-- What you should do --
Report back the lines in this listing that carry the string "arrow".

-- Study material --
○ ○ ○
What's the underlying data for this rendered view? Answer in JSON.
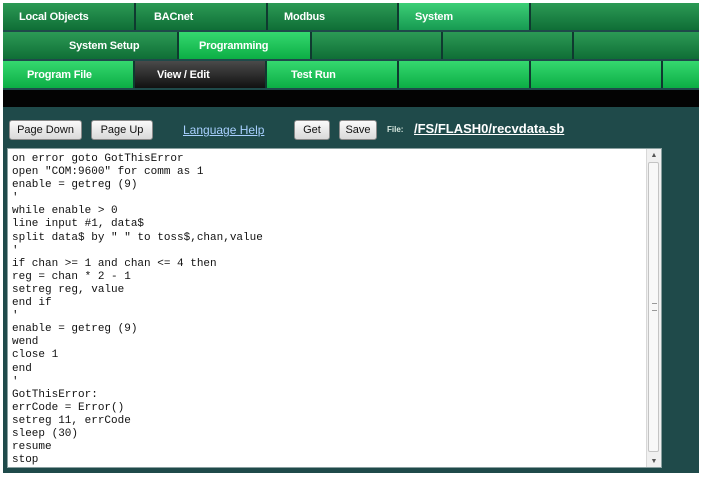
{
  "nav": {
    "row1": [
      "Local Objects",
      "BACnet",
      "Modbus",
      "System",
      ""
    ],
    "row2": [
      "System Setup",
      "Programming",
      "",
      "",
      ""
    ],
    "row3": [
      "Program File",
      "View / Edit",
      "Test Run",
      "",
      "",
      ""
    ]
  },
  "toolbar": {
    "page_down": "Page Down",
    "page_up": "Page Up",
    "language_help": "Language Help",
    "get": "Get",
    "save": "Save",
    "file_label": "File:",
    "file_path": "/FS/FLASH0/recvdata.sb"
  },
  "editor": {
    "code": "on error goto GotThisError\nopen \"COM:9600\" for comm as 1\nenable = getreg (9)\n'\nwhile enable > 0\nline input #1, data$\nsplit data$ by \" \" to toss$,chan,value\n'\nif chan >= 1 and chan <= 4 then\nreg = chan * 2 - 1\nsetreg reg, value\nend if\n'\nenable = getreg (9)\nwend\nclose 1\nend\n'\nGotThisError:\nerrCode = Error()\nsetreg 11, errCode\nsleep (30)\nresume\nstop"
  },
  "colors": {
    "frame": "#1f4a4a",
    "tab_dark": "#157a40",
    "tab_light": "#18c055",
    "link": "#a8d0ff"
  },
  "icons": {
    "scroll_up": "up-arrow-icon",
    "scroll_down": "down-arrow-icon"
  }
}
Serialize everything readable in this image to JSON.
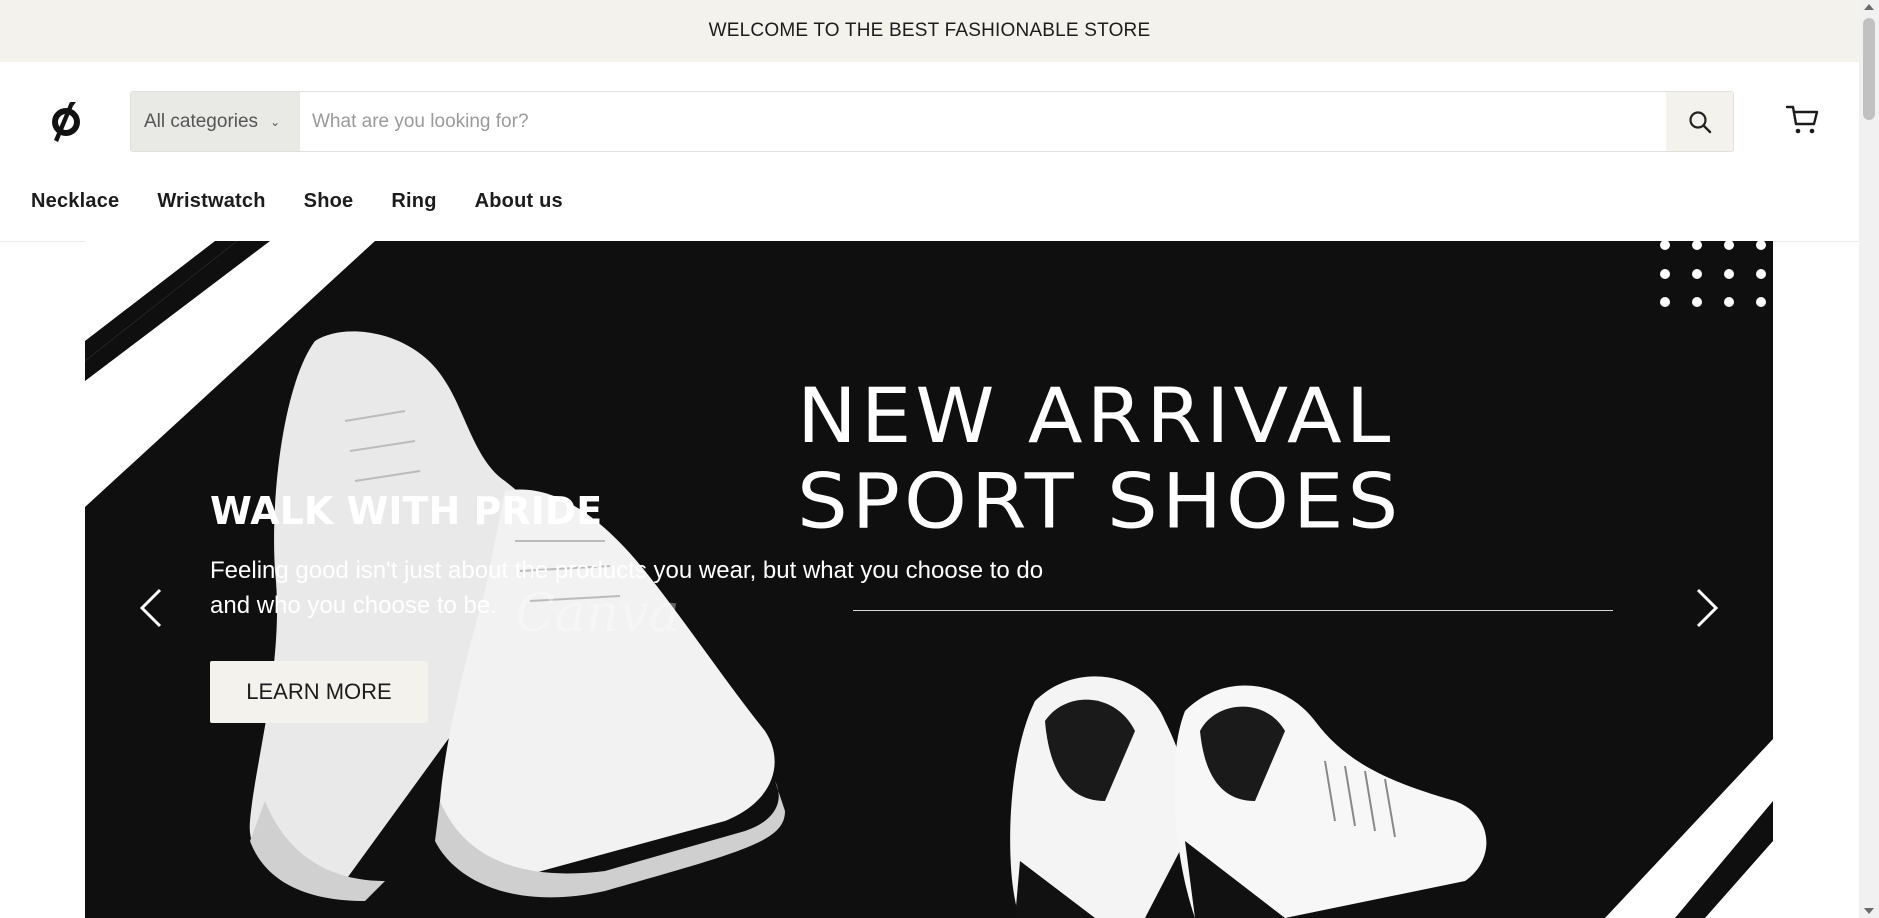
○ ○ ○
-- Result for this task --
    "scroll_up": "up-arrow-icon",
    "scroll_down": "down-arrow-icon"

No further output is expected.